A screenshot of Chrome DevTools with the Layers view We should start with expanding the top level layer container and check the dimensions next to the first child, which is #document. In my example, the #document layer has the size of 720 by 8811 pixels. These dimensions represent the size of the viewport (assuming that your website visually fits into the mobile view with no horizontal scroll bars). Looking at my example, we can immediately see an issue with the rendering: instead of a rectangle representing our page we only see a single line across the pane. The pane is using auto scaling to fit all rendered layers inside the pane. This means that some element (or elements) in out page are so wide or rendered so far away from the primary content that to represent all the layers Chrome needed to scale it down significantly.

A screenshot of Chrome DevTools showcasing how to expand nested levels recursively Now that we know what is wrong with the page, how do we locate the offending element(s)? First, we need to look at other layers in the layer hierarchy pane: any layer that is bigger horizontally (or vertically) than our #document layer is the likely suspect for triggering the Mobile Usability error of content being wider than screen. In my case, the header layer is extremely wide: 3200060 pixels wide, to be exact – so, something inside the header container is responsible for this. It is time to switch to the Elements view of DevTools and interrogate the DOM tree. To make the search easier, once I located the header container, I recursively expanded all children of that container.

A screenshot of Chrome DevTools with the Elements view focused on the header element This allows me to select the topmost container (in my case, it is “header”), select “Computed” tab to see the position and dimensions of the selected element, and then by pressing the down arrow key on my keyboard walk the tree until I find the offending element. We start with the “header” element and, as you can see from the screenshot, its dimensions are reasonable and are smaller than the dimensions of the “body” element which represents our document.

A screenshot of Chrome DevTools with the Element view focused on the offending element Basically, any child element of the “body” container should be equal or smaller than the dimensions of the “body” container. In some extreme cases, it would require one to do some tedious maths each time you move down the tree, but in most cases skimming through will reveal a standout element like the label element I stumbled upon.

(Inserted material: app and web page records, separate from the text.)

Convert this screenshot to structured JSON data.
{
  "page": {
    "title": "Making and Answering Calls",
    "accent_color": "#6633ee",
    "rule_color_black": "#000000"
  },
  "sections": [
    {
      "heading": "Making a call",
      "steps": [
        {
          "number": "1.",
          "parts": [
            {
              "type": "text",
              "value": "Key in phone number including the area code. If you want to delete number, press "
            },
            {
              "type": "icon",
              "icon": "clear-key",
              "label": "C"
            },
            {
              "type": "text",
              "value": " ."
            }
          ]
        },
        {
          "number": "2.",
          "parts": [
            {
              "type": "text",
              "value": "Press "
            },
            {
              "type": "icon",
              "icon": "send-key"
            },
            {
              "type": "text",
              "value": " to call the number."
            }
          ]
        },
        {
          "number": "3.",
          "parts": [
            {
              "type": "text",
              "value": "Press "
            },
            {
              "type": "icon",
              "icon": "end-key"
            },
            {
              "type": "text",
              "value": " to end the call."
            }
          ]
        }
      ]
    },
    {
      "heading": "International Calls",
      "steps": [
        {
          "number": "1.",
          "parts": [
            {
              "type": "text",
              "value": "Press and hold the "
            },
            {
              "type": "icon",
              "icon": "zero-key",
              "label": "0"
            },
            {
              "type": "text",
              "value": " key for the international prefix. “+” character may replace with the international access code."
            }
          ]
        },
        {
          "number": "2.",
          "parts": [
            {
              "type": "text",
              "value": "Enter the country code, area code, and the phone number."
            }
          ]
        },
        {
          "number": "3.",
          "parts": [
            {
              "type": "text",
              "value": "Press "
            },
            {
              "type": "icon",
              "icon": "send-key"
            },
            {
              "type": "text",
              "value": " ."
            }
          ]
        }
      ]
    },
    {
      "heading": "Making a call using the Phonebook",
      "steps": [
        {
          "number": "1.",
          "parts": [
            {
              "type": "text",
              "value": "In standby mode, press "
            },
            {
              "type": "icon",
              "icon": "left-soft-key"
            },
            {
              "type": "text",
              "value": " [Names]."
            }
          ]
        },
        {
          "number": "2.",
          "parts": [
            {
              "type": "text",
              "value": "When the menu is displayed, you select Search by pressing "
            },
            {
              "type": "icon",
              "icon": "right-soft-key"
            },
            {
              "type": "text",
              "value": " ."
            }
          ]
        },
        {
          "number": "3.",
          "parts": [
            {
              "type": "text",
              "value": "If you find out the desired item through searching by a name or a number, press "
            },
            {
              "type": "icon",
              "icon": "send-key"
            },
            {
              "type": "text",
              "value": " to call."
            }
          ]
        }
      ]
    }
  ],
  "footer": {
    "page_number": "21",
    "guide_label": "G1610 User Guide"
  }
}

A screenshot of Chrome DevTools with the Styles view focused on the offending element Despite that the size of this label element is just 40 by 40 pixels, its position is way to the left (by 1599980 pixels, to be precise). To understand why this element behaves like this we need to switch to the “Styles” tab to look at the associated CSS rules for the offending element. Sure enough, after a bit of reading through the styles, I located the corresponding rule that was pushing the element to the far left side of the universe.

Once you find the offending element, you need to understand why it was implemented like that and what goal was pursued by the author. When this is clear, you should be able to come up with an appropriate fix addressing the Mobile Usability issue while preserving the intended behaviour of the element. In my case, the author was me and this particular element was part of the UI. Since my website is responsive and tries to cater for different audiences (including people who are using screen readers), I needed to hide some text from the visual audiences (they are fine with icons) and present textual label to people who are using assistive technology like screen readers. Unfortunately, I followed one of the articles I found on the web, which suggested to hide elements by pushing them off the screen. Therefore, my fix in this instance was to cut the overflowing label off using overflow: hidden and white-space: nowrap. I also used opacity: 0 for the “contextual” class, which was used by some static, non-interactive elements on the page.

I hope this small tutorial helped you to hunt down the source of your Google Search Console errors related to the content being outside the viewport.